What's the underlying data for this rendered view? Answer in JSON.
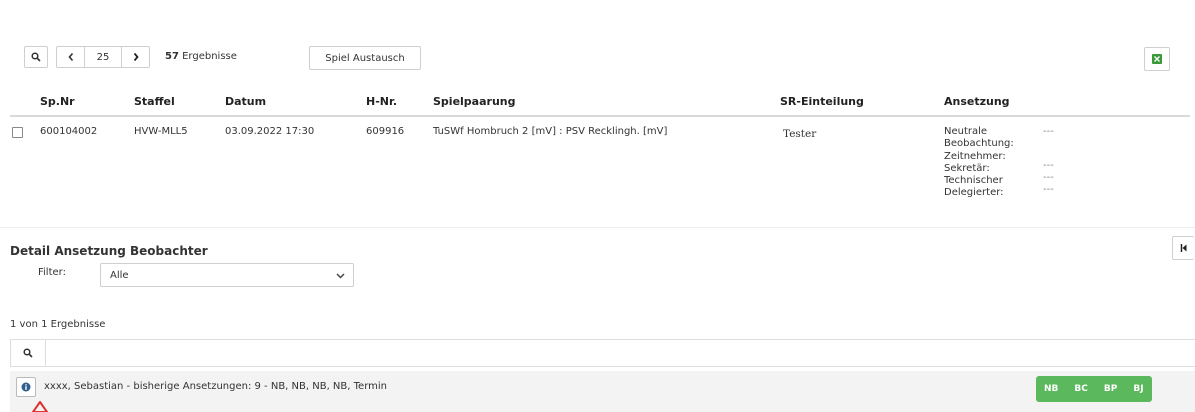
{
  "toolbar": {
    "page_size": "25",
    "results_count": "57",
    "results_label": "Ergebnisse",
    "swap_button": "Spiel Austausch"
  },
  "table": {
    "headers": {
      "spnr": "Sp.Nr",
      "staffel": "Staffel",
      "datum": "Datum",
      "hnr": "H-Nr.",
      "spielpaarung": "Spielpaarung",
      "sr": "SR-Einteilung",
      "ansetzung": "Ansetzung"
    },
    "row": {
      "spnr": "600104002",
      "staffel": "HVW-MLL5",
      "datum": "03.09.2022 17:30",
      "hnr": "609916",
      "spielpaarung": "TuSWf Hombruch 2 [mV] : PSV Recklingh. [mV]",
      "sr": "Tester",
      "ansetzung": {
        "neutrale": "Neutrale",
        "beobachtung": "Beobachtung:",
        "neutrale_value": "---",
        "zeitnehmer": "Zeitnehmer:",
        "zeitnehmer_value": "---",
        "sekretaer": "Sekretär:",
        "sekretaer_value": "---",
        "technischer": "Technischer",
        "delegierter": "Delegierter:",
        "technischer_value": "---"
      }
    }
  },
  "detail": {
    "title": "Detail Ansetzung Beobachter",
    "filter_label": "Filter:",
    "filter_value": "Alle",
    "results_text": "1 von 1 Ergebnisse",
    "observer_text": "xxxx, Sebastian - bisherige Ansetzungen: 9 - NB, NB, NB, NB, Termin",
    "badges": [
      "NB",
      "BC",
      "BP",
      "BJ"
    ]
  },
  "colors": {
    "badge_green": "#5cb85c",
    "row_bg": "#f3f3f3",
    "header_border": "#d9d9d9",
    "warning_red": "#e03030",
    "export_green": "#3a9a3a",
    "info_blue": "#2e5f8f"
  },
  "icons": {
    "search": "search-icon",
    "prev": "chevron-left-icon",
    "next": "chevron-right-icon",
    "export": "excel-export-icon",
    "collapse": "collapse-icon",
    "info": "info-icon",
    "warning": "warning-triangle-icon",
    "dropdown": "chevron-down-icon"
  }
}
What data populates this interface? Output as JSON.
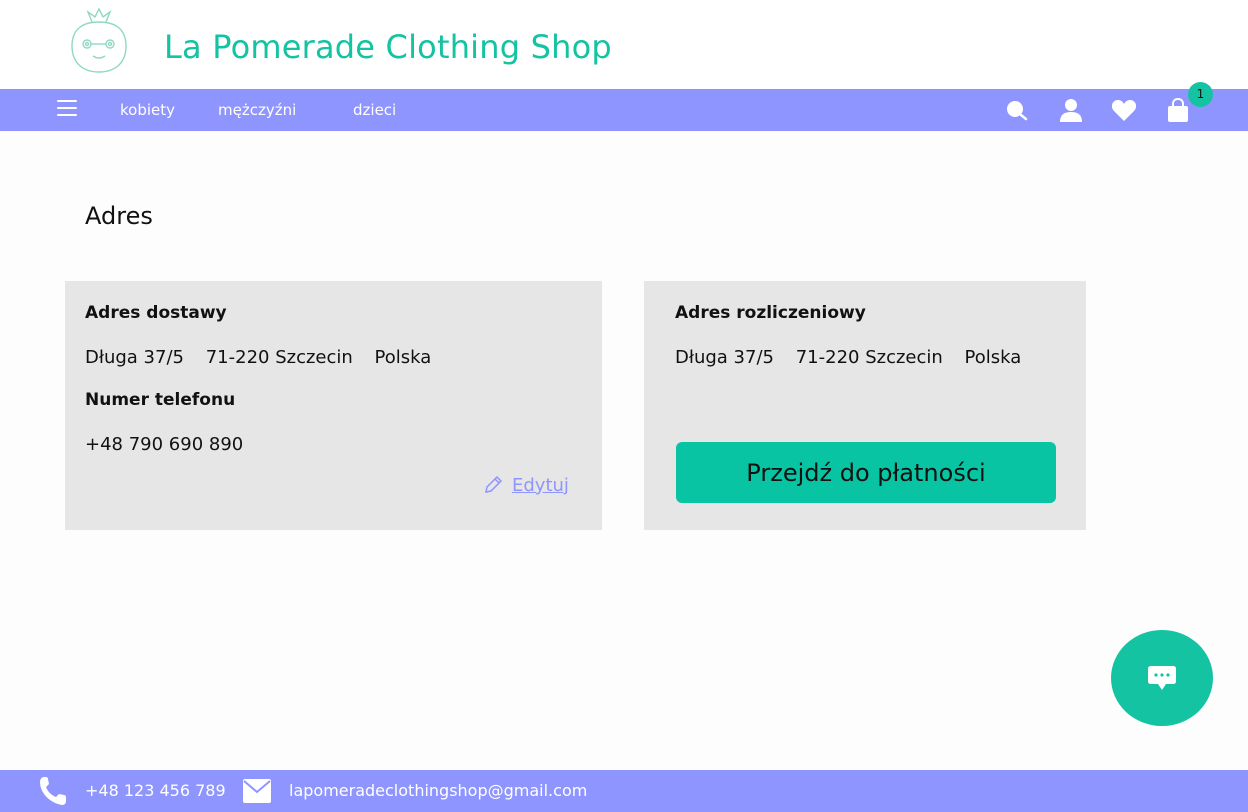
{
  "brand": {
    "title": "La Pomerade Clothing Shop",
    "logo_icon": "pomegranate-logo-icon"
  },
  "nav": {
    "menu_icon": "hamburger-menu-icon",
    "links": [
      "kobiety",
      "mężczyźni",
      "dzieci"
    ],
    "icons": [
      "search-icon",
      "user-icon",
      "heart-icon",
      "shopping-bag-icon"
    ],
    "cart_count": "1"
  },
  "page": {
    "title": "Adres"
  },
  "shipping": {
    "heading": "Adres dostawy",
    "address": [
      "Długa 37/5",
      "71-220 Szczecin",
      "Polska"
    ],
    "phone_heading": "Numer telefonu",
    "phone": "+48 790 690 890",
    "edit_label": "Edytuj"
  },
  "billing": {
    "heading": "Adres rozliczeniowy",
    "address": [
      "Długa 37/5",
      "71-220 Szczecin",
      "Polska"
    ],
    "pay_label": "Przejdź do płatności"
  },
  "chat": {
    "icon": "chat-bubble-icon"
  },
  "footer": {
    "phone": "+48 123 456 789",
    "email": "lapomeradeclothingshop@gmail.com"
  },
  "colors": {
    "accent": "#14c3a2",
    "nav": "#8f95ff",
    "card_bg": "#e6e6e6"
  }
}
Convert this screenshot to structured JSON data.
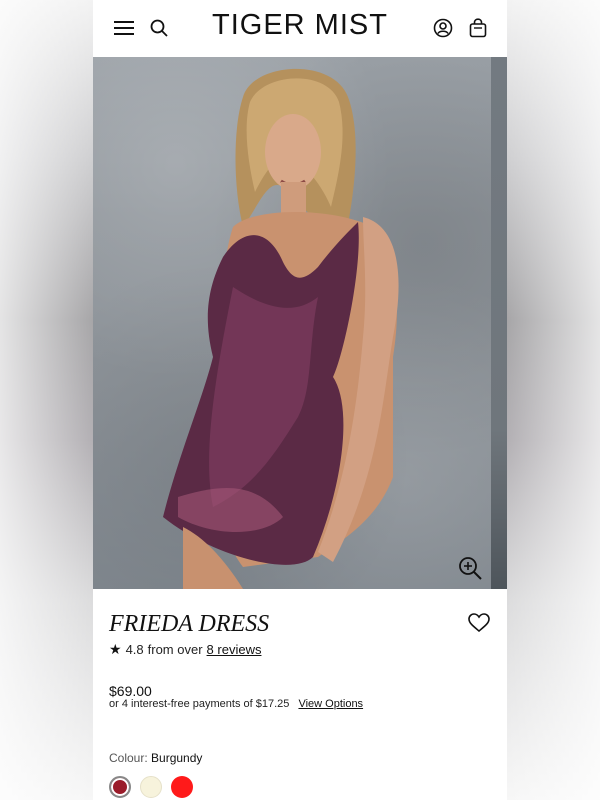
{
  "header": {
    "logo": "TIGER MIST",
    "icons": [
      "menu-icon",
      "search-icon",
      "account-icon",
      "bag-icon"
    ]
  },
  "hero": {
    "image_desc": "model in burgundy floral halter mini dress against concrete wall",
    "zoom_icon": "zoom-in-icon"
  },
  "product": {
    "title": "FRIEDA DRESS",
    "rating": "4.8",
    "rating_text": "from over",
    "reviews_link": "8 reviews",
    "price": "$69.00",
    "installments_text": "or 4 interest-free payments of $17.25",
    "view_options": "View Options",
    "colour_label": "Colour:",
    "colour_value": "Burgundy",
    "swatches": [
      {
        "name": "Burgundy",
        "color": "#9b1c2a",
        "selected": true
      },
      {
        "name": "Cream",
        "color": "#f7f3dc",
        "selected": false
      },
      {
        "name": "Red",
        "color": "#ff1a1a",
        "selected": false
      }
    ]
  },
  "colors": {
    "text": "#111111",
    "background": "#ffffff"
  }
}
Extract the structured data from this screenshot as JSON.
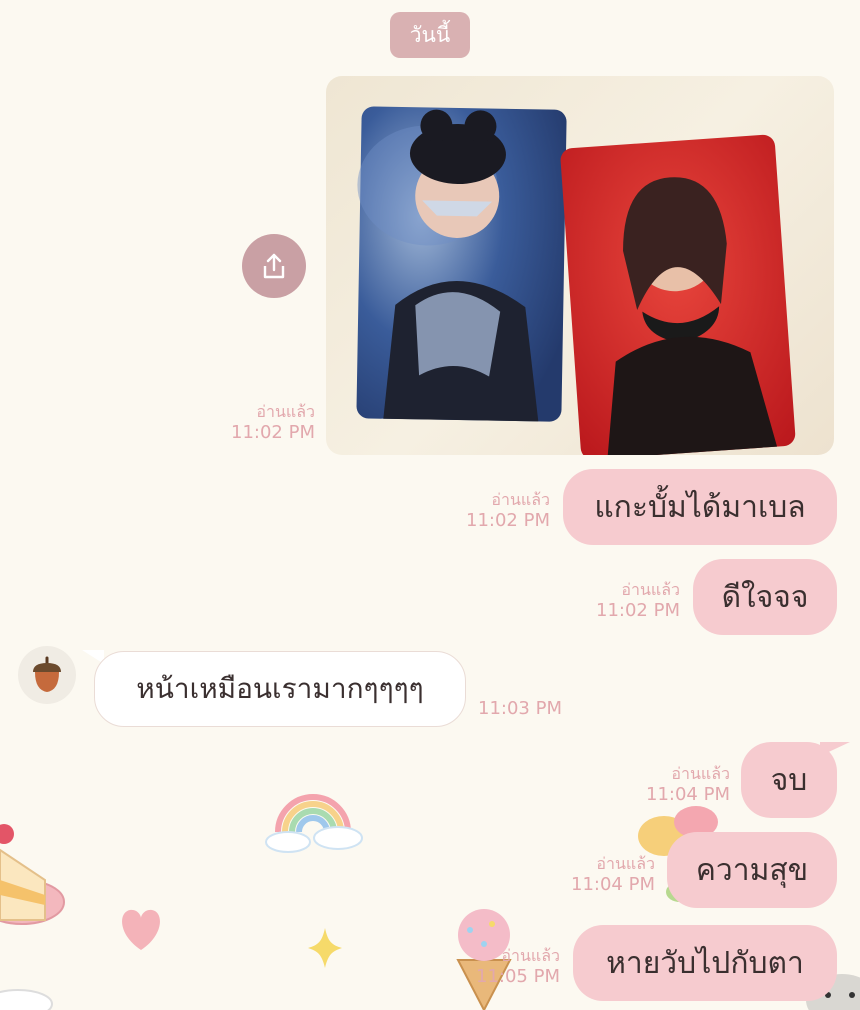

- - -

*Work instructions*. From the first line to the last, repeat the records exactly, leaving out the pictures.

*Solution to this task*.
What's the underlying data for this rendered view? Answer in JSON.
{
  "toolbar": {
    "page_size": "25",
    "results_count": "57",
    "results_label": "Ergebnisse",
    "swap_button": "Spiel Austausch"
  },
  "table": {
    "headers": {
      "spnr": "Sp.Nr",
      "staffel": "Staffel",
      "datum": "Datum",
      "hnr": "H-Nr.",
      "spielpaarung": "Spielpaarung",
      "sr": "SR-Einteilung",
      "ansetzung": "Ansetzung"
    },
    "row": {
      "spnr": "600104002",
      "staffel": "HVW-MLL5",
      "datum": "03.09.2022 17:30",
      "hnr": "609916",
      "spielpaarung": "TuSWf Hombruch 2 [mV] : PSV Recklingh. [mV]",
      "sr": "Tester",
      "ansetzung": {
        "neutrale": "Neutrale",
        "beobachtung": "Beobachtung:",
        "neutrale_value": "---",
        "zeitnehmer": "Zeitnehmer:",
        "zeitnehmer_value": "---",
        "sekretaer": "Sekretär:",
        "sekretaer_value": "---",
        "technischer": "Technischer",
        "delegierter": "Delegierter:",
        "technischer_value": "---"
      }
    }
  },
  "detail": {
    "title": "Detail Ansetzung Beobachter",
    "filter_label": "Filter:",
    "filter_value": "Alle",
    "results_text": "1 von 1 Ergebnisse",
    "observer_text": "xxxx, Sebastian - bisherige Ansetzungen: 9 - NB, NB, NB, NB, Termin",
    "badges": [
      "NB",
      "BC",
      "BP",
      "BJ"
    ]
  },
  "colors": {
    "badge_green": "#5cb85c",
    "row_bg": "#f3f3f3",
    "header_border": "#d9d9d9",
    "warning_red": "#e03030",
    "export_green": "#3a9a3a",
    "info_blue": "#2e5f8f"
  },
  "icons": {
    "search": "search-icon",
    "prev": "chevron-left-icon",
    "next": "chevron-right-icon",
    "export": "excel-export-icon",
    "collapse": "collapse-icon",
    "info": "info-icon",
    "warning": "warning-triangle-icon",
    "dropdown": "chevron-down-icon"
  }
}
What data populates this interface? Output as JSON.
{
  "brand": {
    "title": "La Pomerade Clothing Shop",
    "logo_icon": "pomegranate-logo-icon"
  },
  "nav": {
    "menu_icon": "hamburger-menu-icon",
    "links": [
      "kobiety",
      "mężczyźni",
      "dzieci"
    ],
    "icons": [
      "search-icon",
      "user-icon",
      "heart-icon",
      "shopping-bag-icon"
    ],
    "cart_count": "1"
  },
  "page": {
    "title": "Adres"
  },
  "shipping": {
    "heading": "Adres dostawy",
    "address": [
      "Długa 37/5",
      "71-220 Szczecin",
      "Polska"
    ],
    "phone_heading": "Numer telefonu",
    "phone": "+48 790 690 890",
    "edit_label": "Edytuj"
  },
  "billing": {
    "heading": "Adres rozliczeniowy",
    "address": [
      "Długa 37/5",
      "71-220 Szczecin",
      "Polska"
    ],
    "pay_label": "Przejdź do płatności"
  },
  "chat": {
    "icon": "chat-bubble-icon"
  },
  "footer": {
    "phone": "+48 123 456 789",
    "email": "lapomeradeclothingshop@gmail.com"
  },
  "colors": {
    "accent": "#14c3a2",
    "nav": "#8f95ff",
    "card_bg": "#e6e6e6"
  }
}
Convert this screenshot to structured JSON data.
{
  "header": {
    "logo": "TIGER MIST",
    "icons": [
      "menu-icon",
      "search-icon",
      "account-icon",
      "bag-icon"
    ]
  },
  "hero": {
    "image_desc": "model in burgundy floral halter mini dress against concrete wall",
    "zoom_icon": "zoom-in-icon"
  },
  "product": {
    "title": "FRIEDA DRESS",
    "rating": "4.8",
    "rating_text": "from over",
    "reviews_link": "8 reviews",
    "price": "$69.00",
    "installments_text": "or 4 interest-free payments of $17.25",
    "view_options": "View Options",
    "colour_label": "Colour:",
    "colour_value": "Burgundy",
    "swatches": [
      {
        "name": "Burgundy",
        "color": "#9b1c2a",
        "selected": true
      },
      {
        "name": "Cream",
        "color": "#f7f3dc",
        "selected": false
      },
      {
        "name": "Red",
        "color": "#ff1a1a",
        "selected": false
      }
    ]
  },
  "colors": {
    "text": "#111111",
    "background": "#ffffff"
  }
}
Extract the structured data from this screenshot as JSON.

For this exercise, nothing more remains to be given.